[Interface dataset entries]
■ ■ ■

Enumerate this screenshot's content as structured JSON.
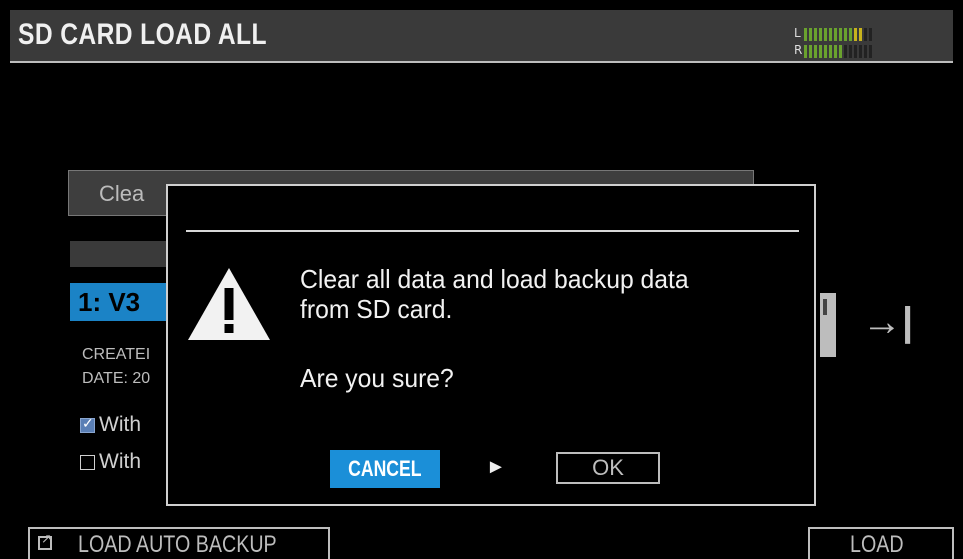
{
  "header": {
    "title": "SD CARD LOAD ALL"
  },
  "meter": {
    "left_label": "L",
    "right_label": "R",
    "left_level": 0.85,
    "right_level": 0.6
  },
  "background": {
    "field_text": "Clea",
    "selected_item": "1: V3",
    "info_lines": [
      "CREATEI",
      "DATE: 20"
    ],
    "checks": [
      {
        "label": "With",
        "checked": true
      },
      {
        "label": "With",
        "checked": false
      }
    ]
  },
  "dialog": {
    "message_line1": "Clear all data and load backup data",
    "message_line2": "from SD card.",
    "question": "Are you sure?",
    "cancel_label": "CANCEL",
    "pointer": "►",
    "ok_label": "OK"
  },
  "footer": {
    "left_label": "LOAD AUTO BACKUP",
    "right_label": "LOAD"
  },
  "colors": {
    "accent": "#1b8fd8",
    "selected": "#1b83c6",
    "background": "#000000",
    "titlebar": "#3a3a3a"
  },
  "icons": {
    "warning": "warning-triangle-icon",
    "external": "external-link-icon",
    "sd_card": "sd-card-icon",
    "import": "import-arrow-icon"
  }
}
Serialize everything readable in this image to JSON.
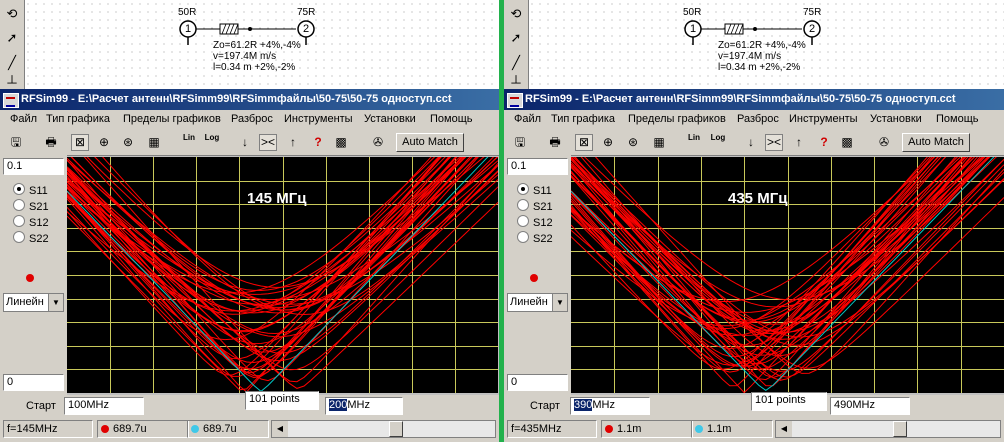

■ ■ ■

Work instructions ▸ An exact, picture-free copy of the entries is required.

Your solution ▸
Enumerate this screenshot's content as structured JSON.
{
  "header": {
    "title": "SD CARD LOAD ALL"
  },
  "meter": {
    "left_label": "L",
    "right_label": "R",
    "left_level": 0.85,
    "right_level": 0.6
  },
  "background": {
    "field_text": "Clea",
    "selected_item": "1: V3",
    "info_lines": [
      "CREATEI",
      "DATE: 20"
    ],
    "checks": [
      {
        "label": "With",
        "checked": true
      },
      {
        "label": "With",
        "checked": false
      }
    ]
  },
  "dialog": {
    "message_line1": "Clear all data and load backup data",
    "message_line2": "from SD card.",
    "question": "Are you sure?",
    "cancel_label": "CANCEL",
    "pointer": "►",
    "ok_label": "OK"
  },
  "footer": {
    "left_label": "LOAD AUTO BACKUP",
    "right_label": "LOAD"
  },
  "colors": {
    "accent": "#1b8fd8",
    "selected": "#1b83c6",
    "background": "#000000",
    "titlebar": "#3a3a3a"
  },
  "icons": {
    "warning": "warning-triangle-icon",
    "external": "external-link-icon",
    "sd_card": "sd-card-icon",
    "import": "import-arrow-icon"
  }
}
Serialize everything readable in this image to JSON.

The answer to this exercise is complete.